While in this state of mind, he comes in contact with Mukulika, a maidservant in the palace. Precisely at this time, Yayati comes to know of a curse on his father, foretelling that he the father and his children shall never be happy.
Devayani decides to take revenge on Kacha by making advances to Yayati and ultimately succeeds in marrying him. Sharmishtha, originally a princess, is now living with Devayani as her maidservant. It is at this time that she comes in contact with Yayati.
While Devayani is unable to establish any rapport with Yayati, Sharmishtha finds union with him both in body and mind. This union begets a son and for sometime Yayati experiences happiness of life. However, Sharmishtha runs away from Hastinapur on a tempestuous night. Yayati now suffers estrangement from Devayani as well as loss of Sharmishtha.
This causes a vacuum in his life and he speedily advances on the path of moral degradation. Even when Hastinapur is attacked by the enemies, Yayati, because of his anger against Devayani and his life of sensual pleasures, continues to neglect his duties. His son Yadu is imprisoned. Puru, younger son of Yayati, manages his release. He requests his sons to lend him their youth. His son Puru comes to his help and lends Yayati his youth. At the end, Yayati hands over the reigns of government to Puru with all the blessings and seeks retirement to forest-life with Devayani and Sharmishtha.
In The Mahabharata, Nahusha is cursed by the Rishis sages to live on earth in the form of a serpent. After suffering for a long period in this fate, he eventually meets Pandava king Yudhishthira , who free him from the curse. In the novel, Nahusha is shown dying in his palace, desperately clinging to life.
He pleads to his wife and son to give him a few hours of their own lives so that he may live a little longer. He fears death for he still has unfulfilled desires. While in the novel, Yayati can return the youth of his son only at the cost of his life. Yayati represents an attitude of material pleasure-seeking. Devayani shows excessive involvement in power and pride. Sharmishtha stands for undemanding, selfless love while Kacha symbolizes a clean, moral and moderate enjoyment of life with a sense of well-being of the human race.
Yati, rejecting of all material pleasures, is presented as counterpoint to Yayati. The Malayalam translation, by P. Madhavan Pillai, was serialized in the Malayalam weekly Mathrubhumi in , and published in book form the same year.
Yayati: A Classic Tale of Lust by V S Khandekar
Telegram Tales from Mahabharata have this quality that you can read them over and over again. Every time you read them you get more drawn to them. They are simple stories of characters whose lives are intertwined, leading to a whole set of dilemmas at every point in time. Characters have to make choices all the time, between what they want and what duty calls, between good and bad, between bad and worse, between good and better, between ego and devotion.
Yayati Kadambari DownloadPDF
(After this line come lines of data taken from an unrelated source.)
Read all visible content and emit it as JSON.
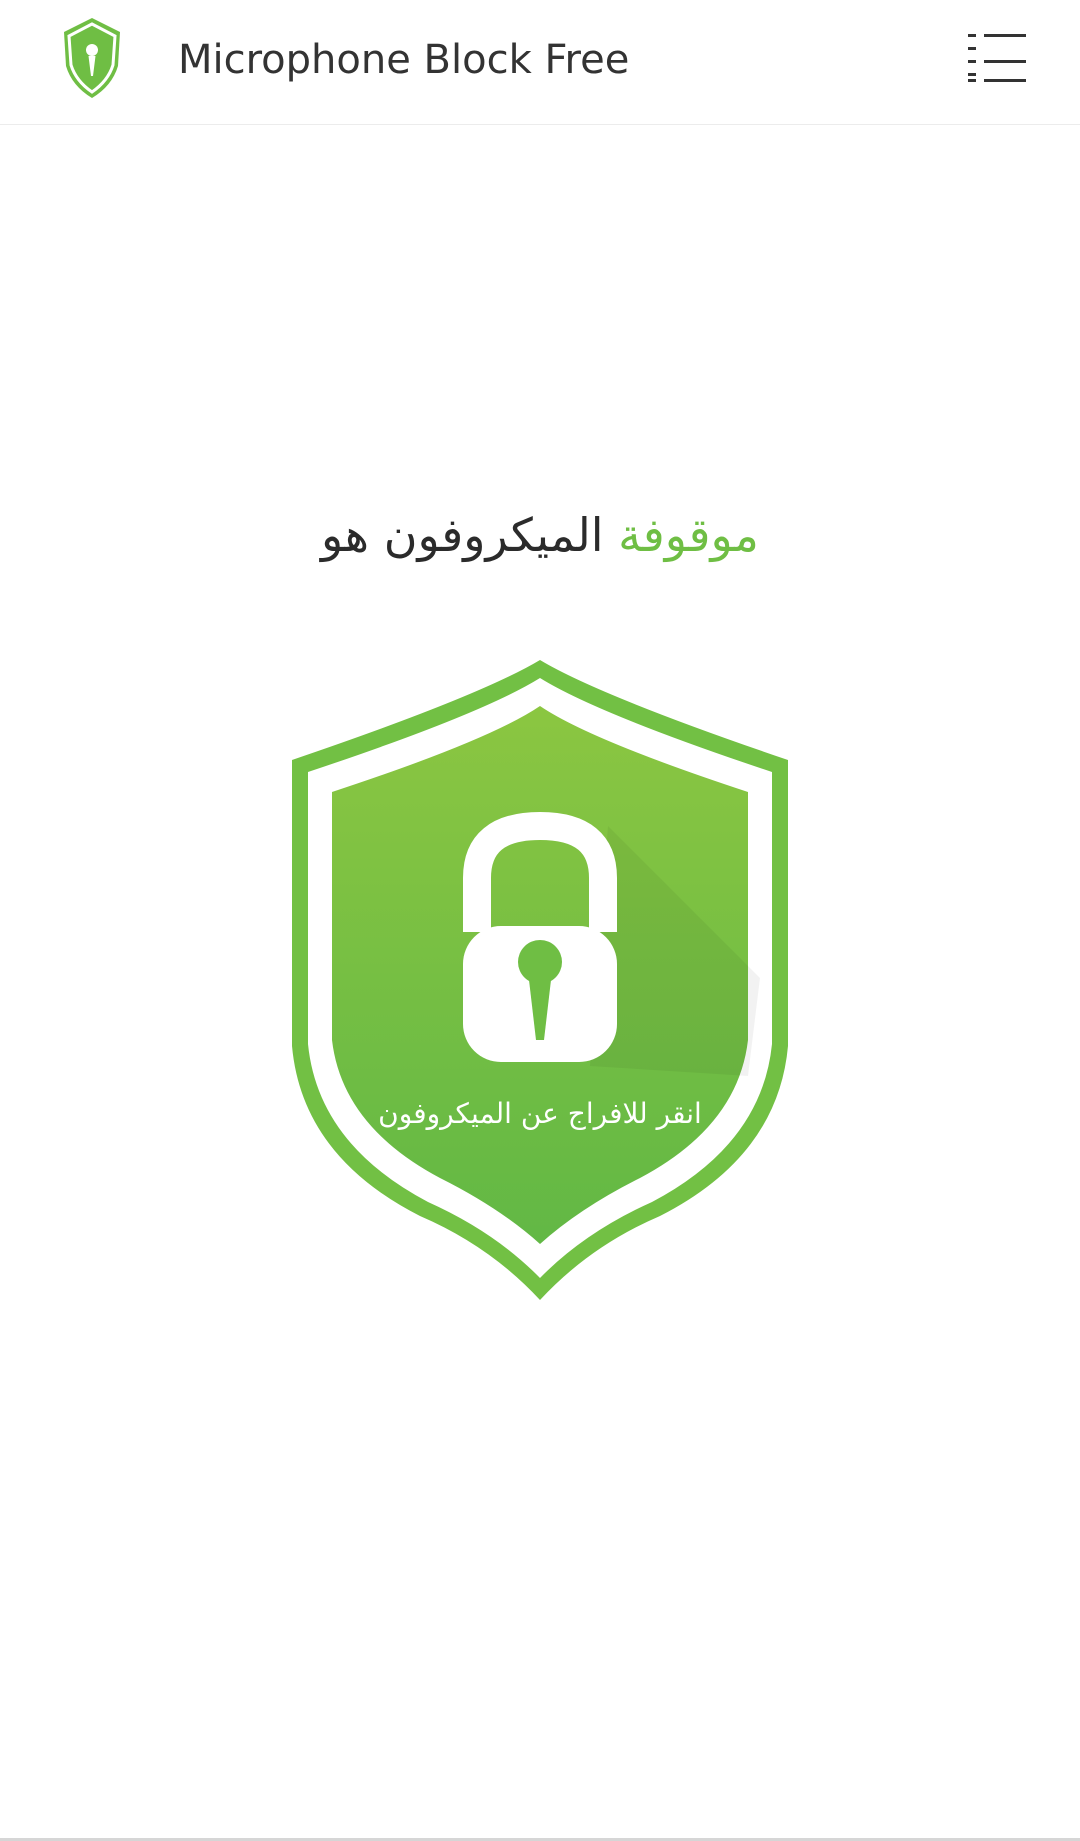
{
  "header": {
    "app_title": "Microphone Block Free",
    "logo_icon": "microphone-shield-icon",
    "menu_icon": "menu-list-icon"
  },
  "status": {
    "microphone_label": "الميكروفون هو",
    "state_label": "موقوفة"
  },
  "shield": {
    "icon": "padlock-microphone-icon",
    "caption": "انقر للافراج عن الميكروفون"
  },
  "colors": {
    "accent": "#6fbe44",
    "shield_outer": "#72c044",
    "shield_inner": "#85c443",
    "text_dark": "#2b2b2b"
  }
}
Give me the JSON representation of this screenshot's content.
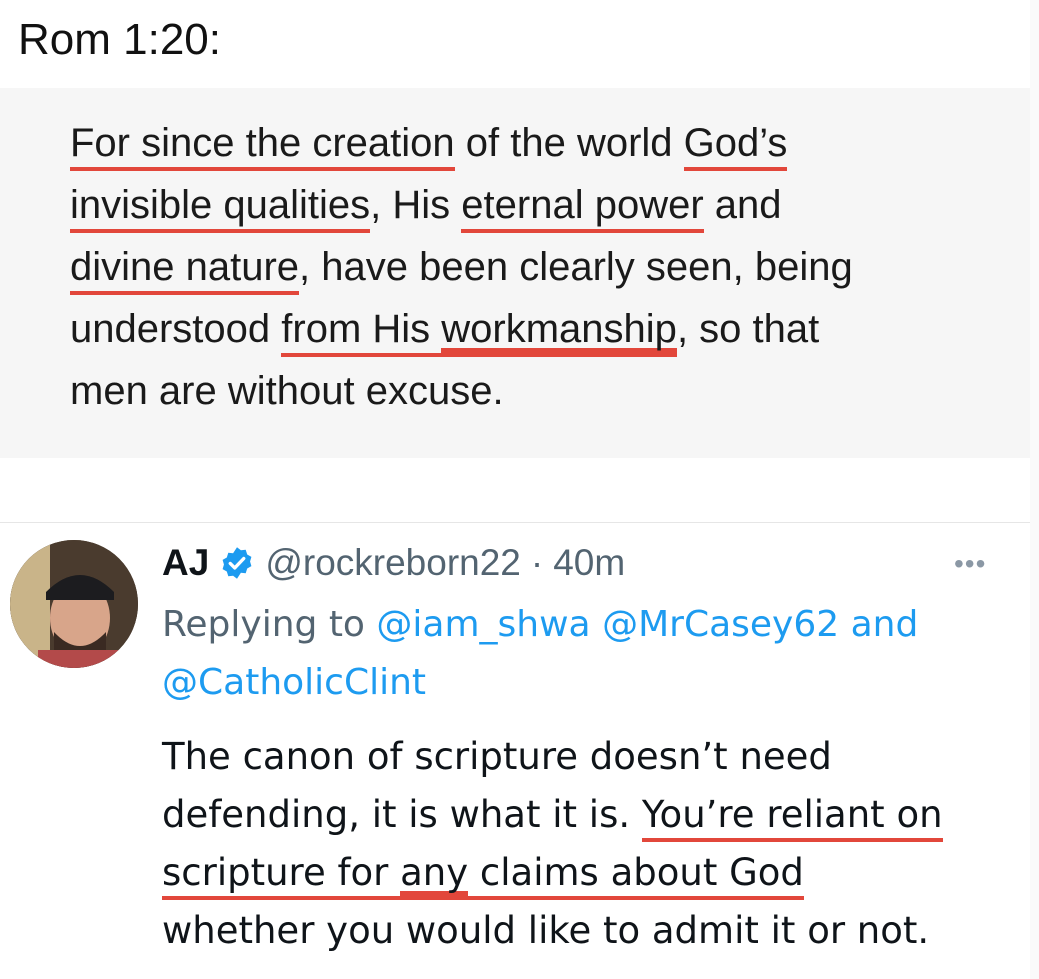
{
  "heading": "Rom 1:20:",
  "verse": {
    "line1": {
      "a": "For since the creation",
      "b": " of the world ",
      "c": "God’s"
    },
    "line2": {
      "a": "invisible qualities",
      "b": ", His ",
      "c": "eternal power",
      "d": " and"
    },
    "line3": {
      "a": "divine nature",
      "b": ", have been clearly seen, being"
    },
    "line4": {
      "a": "understood ",
      "b": "from His ",
      "c": "workmanship",
      "d": ", so that"
    },
    "line5": {
      "a": "men are without excuse."
    }
  },
  "highlight_color": "#e2473b",
  "tweet": {
    "display_name": "AJ",
    "verified_icon": "verified-badge-icon",
    "handle": "@rockreborn22",
    "separator": "·",
    "time": "40m",
    "more_icon": "•••",
    "replying_prefix": "Replying to ",
    "mention1": "@iam_shwa",
    "mention2": "@MrCasey62",
    "and_text": " and",
    "mention3": "@CatholicClint",
    "body": {
      "line1": "The canon of scripture doesn’t need",
      "line2a": "defending, it is what it is. ",
      "line2b": "You’re reliant on",
      "line3a": "scripture for ",
      "line3b": "any",
      "line3c": " claims about God",
      "line4": "whether you would like to admit it or not."
    },
    "link_color": "#1d9bf0",
    "muted_color": "#536471"
  }
}
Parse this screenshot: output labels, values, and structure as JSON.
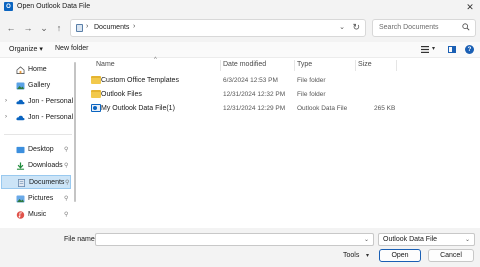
{
  "window": {
    "title": "Open Outlook Data File",
    "close_glyph": "✕"
  },
  "nav": {
    "back": "←",
    "forward": "→",
    "recent": "⌄",
    "up": "↑",
    "address": {
      "crumb": "Documents",
      "separator": "›"
    },
    "search": {
      "placeholder": "Search Documents"
    }
  },
  "commands": {
    "organize": "Organize ▾",
    "new_folder": "New folder"
  },
  "sidebar": {
    "items": [
      {
        "label": "Home",
        "icon": "home-icon"
      },
      {
        "label": "Gallery",
        "icon": "gallery-icon"
      },
      {
        "label": "Jon - Personal",
        "icon": "onedrive-icon"
      },
      {
        "label": "Jon - Personal",
        "icon": "onedrive-icon"
      },
      {
        "label": "Desktop",
        "icon": "desktop-icon"
      },
      {
        "label": "Downloads",
        "icon": "download-icon"
      },
      {
        "label": "Documents",
        "icon": "documents-icon"
      },
      {
        "label": "Pictures",
        "icon": "pictures-icon"
      },
      {
        "label": "Music",
        "icon": "music-icon"
      }
    ]
  },
  "columns": [
    "Name",
    "Date modified",
    "Type",
    "Size"
  ],
  "files": [
    {
      "name": "Custom Office Templates",
      "date": "6/3/2024 12:53 PM",
      "type": "File folder",
      "size": "",
      "icon": "folder-icon"
    },
    {
      "name": "Outlook Files",
      "date": "12/31/2024 12:32 PM",
      "type": "File folder",
      "size": "",
      "icon": "folder-icon"
    },
    {
      "name": "My Outlook Data File(1)",
      "date": "12/31/2024 12:29 PM",
      "type": "Outlook Data File",
      "size": "265 KB",
      "icon": "pst-file-icon"
    }
  ],
  "footer": {
    "file_name_label": "File name:",
    "file_name_value": "",
    "file_type": "Outlook Data File",
    "tools": "Tools",
    "open": "Open",
    "cancel": "Cancel"
  },
  "colors": {
    "accent": "#1a5fb4",
    "selection": "#cce4f7",
    "folder": "#f2c94c"
  }
}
Chandra gave rise to the lunar dynasty or the Chandravanshi Dynasty. Pururavas ruled over the city of Pratishthana. He married Apsara Urvashi and had many sons, of whom Ayus was the eldest. Ayus completed his education from Sage Chyavana and married the Asura princess Prabha.